Long-time SAS readers will be familiar with Rubinstein’s argument. Buses are slowed by inefficient boarding procedures, surface congestion and red lights. Select Bus Service, ostensibly a version of bus rapid transit but not one well regarded by transit experts and urban planning academics, doesn’t allow for dedicated lanes or signal prioritization, and the city has been far too willing to give into the demands of NIMBYs who cry foul over curb access. The 34th Street we never had is the one the city so desperate needs.
Yet, buses are the mode of transportation that keep trying to pull everyone in. It’s cheap to install a “bus lane” whereas it’s prohibitively expensive to build a subway line. Buses don’t have to adhere to fixed travel patterns because they’re on wheels and not tracks. Buses won’t flood as the subways did during Hurricane Sandy. Without a major rethinking of bus routes, interconnectedness and a willingness to take away street space from cars and trucks, though, buses will remain a second- or third-class mode of travel in New York City.
Still, various bus efforts are moving forward.
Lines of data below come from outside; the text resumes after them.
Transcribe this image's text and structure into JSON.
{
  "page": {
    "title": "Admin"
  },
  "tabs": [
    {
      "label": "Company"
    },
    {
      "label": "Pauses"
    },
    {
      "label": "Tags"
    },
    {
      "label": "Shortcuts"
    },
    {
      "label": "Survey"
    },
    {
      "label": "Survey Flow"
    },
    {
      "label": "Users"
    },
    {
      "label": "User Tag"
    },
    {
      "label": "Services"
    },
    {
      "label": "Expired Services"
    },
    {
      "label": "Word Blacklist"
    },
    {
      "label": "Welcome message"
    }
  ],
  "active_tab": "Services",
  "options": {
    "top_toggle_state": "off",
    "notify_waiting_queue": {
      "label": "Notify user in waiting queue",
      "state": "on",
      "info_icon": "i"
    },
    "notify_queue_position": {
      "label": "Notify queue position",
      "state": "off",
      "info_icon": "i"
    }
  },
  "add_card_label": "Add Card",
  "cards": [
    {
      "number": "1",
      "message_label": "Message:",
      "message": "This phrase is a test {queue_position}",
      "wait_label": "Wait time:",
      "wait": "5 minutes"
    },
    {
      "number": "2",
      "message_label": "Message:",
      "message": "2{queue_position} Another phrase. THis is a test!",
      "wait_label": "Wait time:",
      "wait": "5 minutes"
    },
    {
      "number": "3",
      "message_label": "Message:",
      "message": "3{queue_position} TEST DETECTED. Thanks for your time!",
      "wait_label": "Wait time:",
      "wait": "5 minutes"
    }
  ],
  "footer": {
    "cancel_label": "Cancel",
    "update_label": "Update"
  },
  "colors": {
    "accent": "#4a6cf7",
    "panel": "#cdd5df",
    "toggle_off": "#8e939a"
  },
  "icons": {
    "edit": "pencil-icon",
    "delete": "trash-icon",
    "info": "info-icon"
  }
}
In mid-October, DOT and the MTA unveiled a LaGuardia-focused SBS treatment aimed at improving travel times to and from the Queens airport for both workers and airline passengers. Now, MTA head Joe Lhota wants more. In a talk with Rubinstein, he opined on a fleet of express buses bound for LaGuardia.
The post-Sandy bus bridge showed the MTA what a fleet of buses could do with the right resources, and now, they want more. “Why not have an express bus from downtown Brooklyn to LaGuardia Airport?” Lhota said. “We should do that. We’re talking about it internally.”
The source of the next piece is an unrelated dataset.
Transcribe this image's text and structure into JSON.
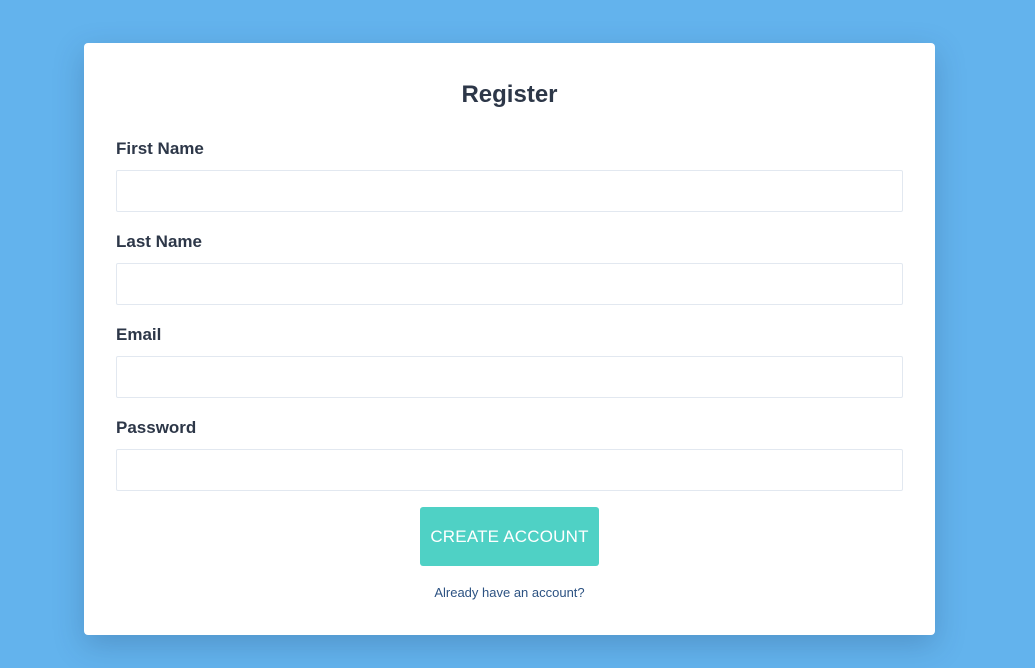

Rubinstein has more:
Lhota says the bus bridge demonstrated the viability of Barclays Center as a bus hub. “I haven’t talked to the folks at Barclays, but what a great place to tell people to go to,” said Lhota. “Eleven different subway lines come into place there, you can bring your luggage on the subway from south Brooklyn, come to Barclays Center, and then say, every hour on the hour, we’ve got a bus leaving to go to LaGuardia Airport.
The M.T.A. is considering other locations, too. “You can do it from Midtown,” he said. “You can do it from upper Manhattan. You can do it from from lower Manhattan. And how about one from Jamaica, as well, an express bus or [Select Bus Service] bus that goes from Jamaica to LaGuardia Airport.”
“If you’re on the west side in New York, the fastest way to get to LaGuardia would be get on the Long Island Railroad,” Lhota continued. “In nine minutes you’ll be in Jamaica and you’ll take an express bus and you’ll be there very fast. We do need more of that.”
For anyone trying to get to LaGuardia, such an option would be a welcome one. It’s not a rail-accessible airport, and the local buses are both painfully slow and painfully crowded. It’s currently unclear how the MTA’s current discussions differ from the Select Bus Service plans, but on one front — timing — the MTA has the flexibility to act quickly and unilaterally. One of my biggest gripes with SBS is how it takes literally half a decade for routes to go from the planning stages to implementation whereas MTA officials could run these express buses from midtown to LaGuardia beginning tomorrow morning if they say choose.
Yet, I’m not that excited about this type of initiative unless the MTA can bring about true street space reform — and it can’t without DOT’s help. They can’t implement dedicated lanes, signal prioritization or any other real BRT measures. They can remove stops, add some pre-boarding fare payment machines and call it an express bus, but that won’t solve too many problems.
We don’t have a subway to LaGuardia due to Queens NIMBYs; we don’t have a real bus rapid transit network due to a lack of imagination and also Manhattan NIMBYs. Maybe one day, we’ll have a fast and reliable transit option to LaGuardia, but until these problems are solved and obstacles overcome, it’s tough to get too excited about anything bus-related in New York City.